It’s probably easiest to just jump right into the code. Note that the only thing other than Python that you will need is the PyWin32 package. Once you’ve got that, then you can follow along:

import codecs
import os
import sys
import time
import traceback
import win32con
import win32evtlog
import win32evtlogutil
import winerror

def getAllEvents(server, logtypes, basePath):
    if not server:
        serverName = "localhost"
        serverName = server
    for logtype in logtypes:
        path = os.path.join(basePath, "%s_%s_log.log" % (serverName, logtype))
        getEventLogs(server, logtype, path)

def getEventLogs(server, logtype, logPath):
    Get the event logs from the specified machine according to the
    logtype (Example: Application) and save it to the appropriately
    named log file
    print "Logging %s events" % logtype
    log =, encoding='utf-8', mode='w')
    line_break = '-' * 80
    log.write("\n%s Log of %s Events\n" % (server, logtype))
    log.write("Created: %s\n\n" % time.ctime())
    log.write("\n" + line_break + "\n")
    hand = win32evtlog.OpenEventLog(server,logtype)
    total = win32evtlog.GetNumberOfEventLogRecords(hand)
    print "Total events in %s = %s" % (logtype, total)
    events = win32evtlog.ReadEventLog(hand,flags,0)
        while events:
            for ev_obj in events:
                the_time = ev_obj.TimeGenerated.Format() #'12/23/99 15:54:09'
                evt_id = str(winerror.HRESULT_CODE(ev_obj.EventID))
                computer = str(ev_obj.ComputerName)
                cat = ev_obj.EventCategory
        ##        seconds=date2sec(the_time)
                record = ev_obj.RecordNumber
                msg = win32evtlogutil.SafeFormatMessage(ev_obj, logtype)
                source = str(ev_obj.SourceName)
                if not ev_obj.EventType in evt_dict.keys():
                    evt_type = "unknown"
                    evt_type = str(evt_dict[ev_obj.EventType])
                log.write("Event Date/Time: %s\n" % the_time)
                log.write("Event ID / Type: %s / %s\n" % (evt_id, evt_type))
                log.write("Record #%s\n" % record)
                log.write("Source: %s\n\n" % source)
        print traceback.print_exc(sys.exc_info())
    print "Log creation finished. Location of log is %s" % logPath

if __name__ == "__main__":
    server = None  # None = local machine
    logTypes = ["System", "Application", "Security"]
    getAllEvents(server, logTypes, "C:\downloads")

There are a couple potential caveats to this type of scripting. I tested this code as an Administrator on my PCs and as a Domain Administrator at work. I did not test it as any other type of user. So if you have problems getting this code to run, check your permissions. I tested this from Windows XP and Windows 7. The UAC doesn’t appear to block this activity on Windows 7, so that made it just as easy to use as XP did. However, Windows 7’s events had some unicode in the message portion of the code whereas XP did not. Watch out for that and handle it accordingly.
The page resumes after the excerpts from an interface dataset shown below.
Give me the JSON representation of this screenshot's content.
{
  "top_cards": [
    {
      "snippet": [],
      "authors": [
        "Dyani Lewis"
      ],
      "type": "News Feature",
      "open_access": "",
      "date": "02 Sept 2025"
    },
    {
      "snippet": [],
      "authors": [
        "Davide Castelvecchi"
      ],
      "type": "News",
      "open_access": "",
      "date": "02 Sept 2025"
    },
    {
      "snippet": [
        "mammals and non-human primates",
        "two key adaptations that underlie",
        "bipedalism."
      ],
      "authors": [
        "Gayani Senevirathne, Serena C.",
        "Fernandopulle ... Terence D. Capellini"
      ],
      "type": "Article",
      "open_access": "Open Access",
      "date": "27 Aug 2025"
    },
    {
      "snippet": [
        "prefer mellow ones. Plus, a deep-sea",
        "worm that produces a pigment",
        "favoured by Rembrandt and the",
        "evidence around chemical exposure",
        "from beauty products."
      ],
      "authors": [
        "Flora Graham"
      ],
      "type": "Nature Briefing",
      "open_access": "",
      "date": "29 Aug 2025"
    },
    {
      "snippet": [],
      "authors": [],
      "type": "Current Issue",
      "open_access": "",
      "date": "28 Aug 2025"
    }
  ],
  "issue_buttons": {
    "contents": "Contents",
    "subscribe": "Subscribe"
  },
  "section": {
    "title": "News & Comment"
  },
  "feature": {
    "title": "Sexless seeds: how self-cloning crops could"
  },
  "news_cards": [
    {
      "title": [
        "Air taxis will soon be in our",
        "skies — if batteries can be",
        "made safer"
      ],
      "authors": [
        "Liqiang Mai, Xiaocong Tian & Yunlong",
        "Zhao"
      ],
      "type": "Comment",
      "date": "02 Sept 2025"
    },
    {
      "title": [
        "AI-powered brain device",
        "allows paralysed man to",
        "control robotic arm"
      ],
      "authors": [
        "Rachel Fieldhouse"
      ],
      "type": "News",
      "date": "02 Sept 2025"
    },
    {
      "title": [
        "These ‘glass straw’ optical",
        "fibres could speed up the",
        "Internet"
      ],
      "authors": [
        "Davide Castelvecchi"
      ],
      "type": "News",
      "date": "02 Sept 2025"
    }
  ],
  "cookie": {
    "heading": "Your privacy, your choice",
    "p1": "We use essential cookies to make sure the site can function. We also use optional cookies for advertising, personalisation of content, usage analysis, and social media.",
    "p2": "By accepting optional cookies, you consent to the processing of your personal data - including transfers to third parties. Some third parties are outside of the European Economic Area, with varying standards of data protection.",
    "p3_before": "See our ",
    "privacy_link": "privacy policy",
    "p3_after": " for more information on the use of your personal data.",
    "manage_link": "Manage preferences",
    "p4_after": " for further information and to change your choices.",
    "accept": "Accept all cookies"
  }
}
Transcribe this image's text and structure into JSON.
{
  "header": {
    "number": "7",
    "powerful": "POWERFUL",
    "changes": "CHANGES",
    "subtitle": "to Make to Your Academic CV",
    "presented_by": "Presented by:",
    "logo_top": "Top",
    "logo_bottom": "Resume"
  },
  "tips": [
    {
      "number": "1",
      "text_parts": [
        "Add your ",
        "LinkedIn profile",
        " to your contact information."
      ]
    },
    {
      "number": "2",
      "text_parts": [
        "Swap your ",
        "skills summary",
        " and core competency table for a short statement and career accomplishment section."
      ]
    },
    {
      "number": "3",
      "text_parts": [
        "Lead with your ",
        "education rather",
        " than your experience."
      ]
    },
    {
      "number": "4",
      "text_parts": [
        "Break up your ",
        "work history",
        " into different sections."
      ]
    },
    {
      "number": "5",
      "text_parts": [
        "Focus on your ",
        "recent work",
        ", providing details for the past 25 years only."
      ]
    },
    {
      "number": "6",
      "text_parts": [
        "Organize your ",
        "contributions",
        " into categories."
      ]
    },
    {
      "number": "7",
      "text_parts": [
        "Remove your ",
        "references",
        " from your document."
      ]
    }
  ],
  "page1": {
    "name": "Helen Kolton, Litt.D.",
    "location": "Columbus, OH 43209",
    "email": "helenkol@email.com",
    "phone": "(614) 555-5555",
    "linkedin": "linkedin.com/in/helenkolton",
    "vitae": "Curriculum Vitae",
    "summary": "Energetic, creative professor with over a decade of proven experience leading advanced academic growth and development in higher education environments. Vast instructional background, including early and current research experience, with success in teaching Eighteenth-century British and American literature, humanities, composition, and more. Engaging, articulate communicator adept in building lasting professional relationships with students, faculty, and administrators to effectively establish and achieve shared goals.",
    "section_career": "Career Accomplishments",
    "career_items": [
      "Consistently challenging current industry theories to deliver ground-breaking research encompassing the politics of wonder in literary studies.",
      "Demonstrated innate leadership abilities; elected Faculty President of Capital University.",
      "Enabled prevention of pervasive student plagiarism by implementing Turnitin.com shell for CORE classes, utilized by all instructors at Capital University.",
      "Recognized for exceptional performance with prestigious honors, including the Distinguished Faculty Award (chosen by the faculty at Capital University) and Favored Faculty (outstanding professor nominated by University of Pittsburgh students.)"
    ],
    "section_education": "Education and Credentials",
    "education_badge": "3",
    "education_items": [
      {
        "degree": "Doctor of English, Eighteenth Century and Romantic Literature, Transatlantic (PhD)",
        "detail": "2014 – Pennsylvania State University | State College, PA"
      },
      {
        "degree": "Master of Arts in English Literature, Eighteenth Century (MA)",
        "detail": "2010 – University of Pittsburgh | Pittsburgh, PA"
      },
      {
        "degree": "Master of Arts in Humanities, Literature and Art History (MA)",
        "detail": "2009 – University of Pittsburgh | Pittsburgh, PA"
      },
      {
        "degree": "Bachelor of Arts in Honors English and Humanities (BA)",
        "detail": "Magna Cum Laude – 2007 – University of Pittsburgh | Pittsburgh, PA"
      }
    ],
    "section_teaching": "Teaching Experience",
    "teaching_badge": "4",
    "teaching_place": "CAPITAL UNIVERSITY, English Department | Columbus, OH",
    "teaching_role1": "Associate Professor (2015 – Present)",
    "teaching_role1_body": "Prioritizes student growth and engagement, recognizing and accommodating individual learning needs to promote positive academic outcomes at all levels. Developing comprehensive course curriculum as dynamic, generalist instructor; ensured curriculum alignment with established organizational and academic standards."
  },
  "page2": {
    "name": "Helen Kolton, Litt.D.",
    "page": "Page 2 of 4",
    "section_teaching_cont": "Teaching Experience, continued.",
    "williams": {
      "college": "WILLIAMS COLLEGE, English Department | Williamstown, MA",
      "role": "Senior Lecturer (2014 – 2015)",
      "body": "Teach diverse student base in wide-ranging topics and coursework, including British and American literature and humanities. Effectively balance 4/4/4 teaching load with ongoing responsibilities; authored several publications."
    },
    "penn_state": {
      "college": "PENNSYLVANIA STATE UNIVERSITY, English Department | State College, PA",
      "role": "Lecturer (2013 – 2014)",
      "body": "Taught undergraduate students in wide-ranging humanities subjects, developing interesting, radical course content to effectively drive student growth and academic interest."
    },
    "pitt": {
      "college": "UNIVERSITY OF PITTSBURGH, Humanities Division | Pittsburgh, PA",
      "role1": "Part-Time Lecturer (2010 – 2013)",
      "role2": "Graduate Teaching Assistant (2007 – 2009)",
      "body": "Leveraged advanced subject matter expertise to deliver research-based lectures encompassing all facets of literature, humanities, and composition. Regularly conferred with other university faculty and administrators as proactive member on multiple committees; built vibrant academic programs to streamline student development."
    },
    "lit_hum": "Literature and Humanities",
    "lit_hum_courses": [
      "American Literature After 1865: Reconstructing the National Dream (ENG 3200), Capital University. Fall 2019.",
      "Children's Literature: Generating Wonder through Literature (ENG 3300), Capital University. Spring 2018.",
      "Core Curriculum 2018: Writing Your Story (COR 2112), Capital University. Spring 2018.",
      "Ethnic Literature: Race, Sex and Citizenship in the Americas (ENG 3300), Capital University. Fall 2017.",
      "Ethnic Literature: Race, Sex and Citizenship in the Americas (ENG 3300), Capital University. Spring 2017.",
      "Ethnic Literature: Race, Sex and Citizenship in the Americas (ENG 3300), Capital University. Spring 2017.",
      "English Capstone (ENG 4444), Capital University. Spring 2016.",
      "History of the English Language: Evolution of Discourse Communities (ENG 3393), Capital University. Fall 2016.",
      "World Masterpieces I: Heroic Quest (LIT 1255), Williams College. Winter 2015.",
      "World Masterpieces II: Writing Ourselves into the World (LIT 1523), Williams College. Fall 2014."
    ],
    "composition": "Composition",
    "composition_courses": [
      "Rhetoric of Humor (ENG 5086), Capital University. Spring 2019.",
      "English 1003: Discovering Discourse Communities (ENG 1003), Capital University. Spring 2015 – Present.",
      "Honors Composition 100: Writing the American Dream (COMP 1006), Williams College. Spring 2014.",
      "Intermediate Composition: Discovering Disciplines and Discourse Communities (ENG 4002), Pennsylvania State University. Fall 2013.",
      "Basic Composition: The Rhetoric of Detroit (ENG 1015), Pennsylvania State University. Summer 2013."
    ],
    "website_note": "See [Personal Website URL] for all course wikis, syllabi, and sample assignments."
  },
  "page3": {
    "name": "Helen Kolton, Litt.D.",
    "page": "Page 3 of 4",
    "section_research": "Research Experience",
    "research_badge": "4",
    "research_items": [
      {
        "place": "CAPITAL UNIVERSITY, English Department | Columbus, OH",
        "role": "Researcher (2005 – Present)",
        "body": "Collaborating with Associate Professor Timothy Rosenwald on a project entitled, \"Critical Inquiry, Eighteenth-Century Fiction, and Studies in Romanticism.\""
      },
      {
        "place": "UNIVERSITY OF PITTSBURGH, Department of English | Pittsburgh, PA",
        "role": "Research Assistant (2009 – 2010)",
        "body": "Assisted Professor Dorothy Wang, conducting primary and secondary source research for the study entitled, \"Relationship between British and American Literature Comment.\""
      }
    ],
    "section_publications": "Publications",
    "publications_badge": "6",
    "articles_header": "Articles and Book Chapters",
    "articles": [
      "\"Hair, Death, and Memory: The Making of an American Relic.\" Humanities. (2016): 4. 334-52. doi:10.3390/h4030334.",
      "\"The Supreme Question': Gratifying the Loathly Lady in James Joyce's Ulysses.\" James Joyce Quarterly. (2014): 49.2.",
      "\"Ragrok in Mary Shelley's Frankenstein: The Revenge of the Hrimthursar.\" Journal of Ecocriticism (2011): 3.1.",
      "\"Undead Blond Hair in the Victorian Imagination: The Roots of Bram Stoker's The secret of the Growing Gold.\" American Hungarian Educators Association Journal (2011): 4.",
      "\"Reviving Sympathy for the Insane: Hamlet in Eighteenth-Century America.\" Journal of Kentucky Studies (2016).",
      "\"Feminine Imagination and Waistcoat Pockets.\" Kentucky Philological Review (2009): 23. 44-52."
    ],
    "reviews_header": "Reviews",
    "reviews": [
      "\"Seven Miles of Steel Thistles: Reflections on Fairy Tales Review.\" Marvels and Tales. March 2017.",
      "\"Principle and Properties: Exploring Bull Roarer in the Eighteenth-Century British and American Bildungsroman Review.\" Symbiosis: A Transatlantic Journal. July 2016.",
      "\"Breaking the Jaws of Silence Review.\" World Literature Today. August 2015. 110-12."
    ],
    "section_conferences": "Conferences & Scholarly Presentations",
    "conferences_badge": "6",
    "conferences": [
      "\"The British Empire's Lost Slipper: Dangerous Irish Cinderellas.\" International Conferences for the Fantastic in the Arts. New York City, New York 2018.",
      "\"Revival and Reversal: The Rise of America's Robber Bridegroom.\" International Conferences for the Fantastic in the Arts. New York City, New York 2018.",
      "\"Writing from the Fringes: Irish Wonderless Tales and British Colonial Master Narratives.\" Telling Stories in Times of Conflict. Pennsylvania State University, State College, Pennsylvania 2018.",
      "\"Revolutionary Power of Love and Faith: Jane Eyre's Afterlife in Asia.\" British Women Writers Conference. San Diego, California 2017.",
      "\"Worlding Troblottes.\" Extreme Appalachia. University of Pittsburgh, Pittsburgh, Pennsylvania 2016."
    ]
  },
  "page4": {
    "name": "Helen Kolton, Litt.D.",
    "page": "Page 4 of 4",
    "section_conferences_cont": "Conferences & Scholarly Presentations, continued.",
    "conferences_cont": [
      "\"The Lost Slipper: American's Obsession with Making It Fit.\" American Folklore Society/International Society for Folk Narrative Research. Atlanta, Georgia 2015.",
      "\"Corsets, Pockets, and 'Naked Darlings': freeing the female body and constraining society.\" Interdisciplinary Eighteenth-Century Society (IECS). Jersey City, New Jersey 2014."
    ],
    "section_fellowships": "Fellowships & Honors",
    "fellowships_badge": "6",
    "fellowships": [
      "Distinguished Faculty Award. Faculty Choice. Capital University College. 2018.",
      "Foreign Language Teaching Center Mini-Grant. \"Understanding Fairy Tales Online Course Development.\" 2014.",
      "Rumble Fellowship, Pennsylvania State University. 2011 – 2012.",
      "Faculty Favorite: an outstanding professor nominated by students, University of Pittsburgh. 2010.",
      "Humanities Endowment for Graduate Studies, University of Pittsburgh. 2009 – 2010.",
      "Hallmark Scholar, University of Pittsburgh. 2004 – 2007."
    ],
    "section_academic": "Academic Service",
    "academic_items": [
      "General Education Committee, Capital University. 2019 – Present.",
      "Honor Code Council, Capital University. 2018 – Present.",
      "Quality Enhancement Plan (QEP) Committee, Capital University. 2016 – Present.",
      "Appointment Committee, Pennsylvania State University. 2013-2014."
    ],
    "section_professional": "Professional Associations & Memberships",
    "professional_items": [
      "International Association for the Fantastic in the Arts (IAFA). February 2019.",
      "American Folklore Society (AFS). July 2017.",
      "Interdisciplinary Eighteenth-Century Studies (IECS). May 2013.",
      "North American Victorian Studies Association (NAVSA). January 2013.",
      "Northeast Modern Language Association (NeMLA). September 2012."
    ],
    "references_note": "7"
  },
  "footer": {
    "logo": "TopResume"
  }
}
Anyway, let’s unpack this script and see how it works. First we have a number of imports. We use the codecs modules to encode the log file in utf-8 just in case there’s some sneaky unicode in the message. We use PyWin32’s win32evtlog module to open the event log and pull information out of it. According to the article I mentioned at the beginning, to get all the events from the log, you need to call win32evtlog.ReadEventLog repeatedly until it stops returning events. Thus, we use while loop. Inside the while loop, we use a for loop to iterate over the events and extract the event ID, record number, event message, event source and a few other tidbits. We log it and then we exit the for loop and the while loop calls the win32evtlog.ReadEventLog again.

We use the traceback module to print out any errors that occur during the script’s run. And that’s all there is to it!

Wrapping Up

As you can see, using the PyWin32 package is easy. If you get stuck, it has some great documentation. If that documentation isn’t good enough though, you can fall back on MSDN instead. PyWin32 is a light wrapper around Windows’ API, so using MSDN’s instructions is fairly simple. Anyway, I hope you learned a lot and will find it helpful.

Further Reading